MAS publishes an Information Paper on Strengthening AML/CFT Practices for External Asset Managers

August 2022

On 24 August 2022, the Monetary Authority of Singapore (“MAS”) published an Information Paper on Strengthening AML/CFT Practices for External Asset Managers (“Information Paper”). The Information Paper follows from a series of anti-money laundering and countering the financing of terrorism (“AML/CFT”) thematic inspections and engagements conducted by MAS on selected external asset managers (“EAMs”). This is also in line with the MAS’ enforcement priorities of pursuing strong enforcement actions against financial institutions for serious lapses in AML/CFT systems and controls.

In the context of the Information Paper, the MAS has generally identified EAMs to be fund management companies that manage the assets of high net worth customers that are custodised with private banks on an advisory or discretionary basis, and/or manage funds that are sold to high net worth customers.

The Information Paper sets out MAS’ general supervisory expectations, general practices, good practices and areas of weaknesses observed from its thematic inspections, and key takeaways in relation to the areas of:

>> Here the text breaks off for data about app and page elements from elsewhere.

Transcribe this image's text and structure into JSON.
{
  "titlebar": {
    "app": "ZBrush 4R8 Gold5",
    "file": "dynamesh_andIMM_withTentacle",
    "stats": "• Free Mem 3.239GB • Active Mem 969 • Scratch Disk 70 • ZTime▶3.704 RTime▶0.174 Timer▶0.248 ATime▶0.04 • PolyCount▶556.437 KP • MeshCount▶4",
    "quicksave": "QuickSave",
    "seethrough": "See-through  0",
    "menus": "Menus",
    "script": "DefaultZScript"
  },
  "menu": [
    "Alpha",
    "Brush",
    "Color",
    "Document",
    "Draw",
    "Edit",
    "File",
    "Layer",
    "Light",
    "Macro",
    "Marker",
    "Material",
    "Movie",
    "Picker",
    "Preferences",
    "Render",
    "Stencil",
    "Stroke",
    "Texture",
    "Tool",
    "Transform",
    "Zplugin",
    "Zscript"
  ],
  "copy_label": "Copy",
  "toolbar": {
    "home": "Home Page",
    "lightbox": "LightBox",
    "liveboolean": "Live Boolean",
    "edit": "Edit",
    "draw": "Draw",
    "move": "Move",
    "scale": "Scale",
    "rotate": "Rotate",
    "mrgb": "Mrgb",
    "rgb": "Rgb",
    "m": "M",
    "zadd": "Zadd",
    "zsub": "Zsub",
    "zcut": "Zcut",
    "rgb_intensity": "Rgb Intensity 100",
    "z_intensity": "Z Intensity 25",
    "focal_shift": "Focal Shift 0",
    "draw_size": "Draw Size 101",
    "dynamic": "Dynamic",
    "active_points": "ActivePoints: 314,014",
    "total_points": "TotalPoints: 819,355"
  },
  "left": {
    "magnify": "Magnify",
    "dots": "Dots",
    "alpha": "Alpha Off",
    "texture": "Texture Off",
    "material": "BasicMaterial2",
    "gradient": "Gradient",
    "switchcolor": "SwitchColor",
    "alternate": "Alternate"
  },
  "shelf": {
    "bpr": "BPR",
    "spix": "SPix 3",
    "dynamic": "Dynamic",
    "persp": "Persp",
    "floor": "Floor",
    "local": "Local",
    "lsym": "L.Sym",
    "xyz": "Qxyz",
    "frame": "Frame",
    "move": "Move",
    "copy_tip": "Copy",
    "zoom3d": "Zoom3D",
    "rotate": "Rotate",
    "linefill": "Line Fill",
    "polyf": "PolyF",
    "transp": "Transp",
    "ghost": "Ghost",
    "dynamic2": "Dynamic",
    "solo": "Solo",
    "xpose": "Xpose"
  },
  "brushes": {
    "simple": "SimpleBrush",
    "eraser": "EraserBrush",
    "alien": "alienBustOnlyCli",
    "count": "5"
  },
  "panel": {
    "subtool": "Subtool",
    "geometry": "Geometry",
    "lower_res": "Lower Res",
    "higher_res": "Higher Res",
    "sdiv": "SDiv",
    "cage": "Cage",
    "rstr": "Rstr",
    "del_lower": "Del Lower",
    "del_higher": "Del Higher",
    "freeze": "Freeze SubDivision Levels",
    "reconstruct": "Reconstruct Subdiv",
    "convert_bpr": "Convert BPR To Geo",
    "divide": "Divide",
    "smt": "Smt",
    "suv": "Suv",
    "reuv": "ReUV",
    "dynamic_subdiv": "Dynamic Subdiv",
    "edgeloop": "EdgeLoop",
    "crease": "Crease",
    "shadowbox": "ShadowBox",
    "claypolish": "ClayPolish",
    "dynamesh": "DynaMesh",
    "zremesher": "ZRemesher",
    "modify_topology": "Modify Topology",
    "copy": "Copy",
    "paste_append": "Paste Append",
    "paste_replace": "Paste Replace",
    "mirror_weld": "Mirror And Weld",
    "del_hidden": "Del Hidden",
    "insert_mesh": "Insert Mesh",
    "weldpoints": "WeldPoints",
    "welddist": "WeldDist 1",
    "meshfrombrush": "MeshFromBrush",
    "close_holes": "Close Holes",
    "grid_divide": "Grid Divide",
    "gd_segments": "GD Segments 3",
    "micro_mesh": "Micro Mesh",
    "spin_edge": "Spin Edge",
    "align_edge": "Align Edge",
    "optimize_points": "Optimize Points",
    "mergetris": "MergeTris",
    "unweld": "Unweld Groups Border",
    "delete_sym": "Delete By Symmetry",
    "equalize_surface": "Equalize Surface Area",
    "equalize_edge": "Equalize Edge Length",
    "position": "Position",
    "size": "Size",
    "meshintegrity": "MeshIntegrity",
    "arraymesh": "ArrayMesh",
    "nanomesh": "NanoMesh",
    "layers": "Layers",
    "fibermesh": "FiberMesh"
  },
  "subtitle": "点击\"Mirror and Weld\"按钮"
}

  • Governance – in particular the role and responsibility of the board and senior management in maintaining good governance and sound AML/CFT risk management frameworks and controls;
  • Enterprise-wide Risk Assessments (“EWRA”) – in particular on conducting adequate and robust EWRAs, as well as monitoring and periodically reviewing/updating the EAM’s EWRA;
  • Customer risk assessment – in particular on considering relevant risk factors to identify, assess and understand the money-laundering and terrorism financing risks posed by a customer, and to apply the appropriate level of customer due diligence (“CDD”) and ongoing monitoring measures;
  • CDD measures conducted on customers – in particular on ensuring that CDD measures are conducted thoroughly and in a timely manner, conducting effective transaction monitoring based on a sound transaction monitoring framework, and conducting periodic reviews of business relations with the EAM’s customers with the appropriate follow up measures;
  • Enhanced CDD – in particular on identifying customers with a higher ML/TF risk, and conducting appropriate enhanced CDD measures and monitoring; and
  • Suspicious transaction reporting – in particular on identifying suspicious transactions, ensuring that suspicious transaction reports are filed in a timely manner, and conducting appropriate risk mitigation measures.

EAMs are thus expected to review their AML/CFT frameworks and controls against these expectations, and identify and implement the appropriate remediation measures where gaps are observed. In addition, as the takeaways are also applicable to other fund management business models, the Information Paper also serves as useful guidance for all fund management companies in general.